#### [Work to complete]
Search the records for the string "label" and copy every line where it turns up.

#### [Record excerpts]
+===+
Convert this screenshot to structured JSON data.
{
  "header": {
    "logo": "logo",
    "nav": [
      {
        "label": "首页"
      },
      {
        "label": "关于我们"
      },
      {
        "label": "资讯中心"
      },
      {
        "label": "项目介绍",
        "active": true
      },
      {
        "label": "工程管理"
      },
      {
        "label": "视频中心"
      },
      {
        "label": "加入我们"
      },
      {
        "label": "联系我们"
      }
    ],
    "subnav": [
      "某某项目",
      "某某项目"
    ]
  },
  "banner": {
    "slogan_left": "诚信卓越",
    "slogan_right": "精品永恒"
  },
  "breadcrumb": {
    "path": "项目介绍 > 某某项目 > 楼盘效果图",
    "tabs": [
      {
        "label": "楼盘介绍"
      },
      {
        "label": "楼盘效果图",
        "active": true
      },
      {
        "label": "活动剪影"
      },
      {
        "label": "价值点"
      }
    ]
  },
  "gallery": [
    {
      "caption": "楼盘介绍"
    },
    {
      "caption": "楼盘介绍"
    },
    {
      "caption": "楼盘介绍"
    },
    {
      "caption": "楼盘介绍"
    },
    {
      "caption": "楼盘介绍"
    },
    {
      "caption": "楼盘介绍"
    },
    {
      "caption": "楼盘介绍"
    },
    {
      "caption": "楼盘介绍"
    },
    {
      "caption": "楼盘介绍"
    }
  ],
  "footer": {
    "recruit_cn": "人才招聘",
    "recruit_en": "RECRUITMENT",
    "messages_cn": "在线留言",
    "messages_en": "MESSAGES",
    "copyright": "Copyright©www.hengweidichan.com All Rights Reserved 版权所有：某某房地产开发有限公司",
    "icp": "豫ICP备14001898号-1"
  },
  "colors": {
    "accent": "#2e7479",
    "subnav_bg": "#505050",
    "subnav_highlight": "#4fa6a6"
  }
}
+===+
#### [Problem solution]
        "label": "首页"
        "label": "关于我们"
        "label": "资讯中心"
        "label": "项目介绍",
        "label": "工程管理"
        "label": "视频中心"
        "label": "加入我们"
        "label": "联系我们"
        "label": "楼盘介绍"
        "label": "楼盘效果图",
        "label": "活动剪影"
        "label": "价值点"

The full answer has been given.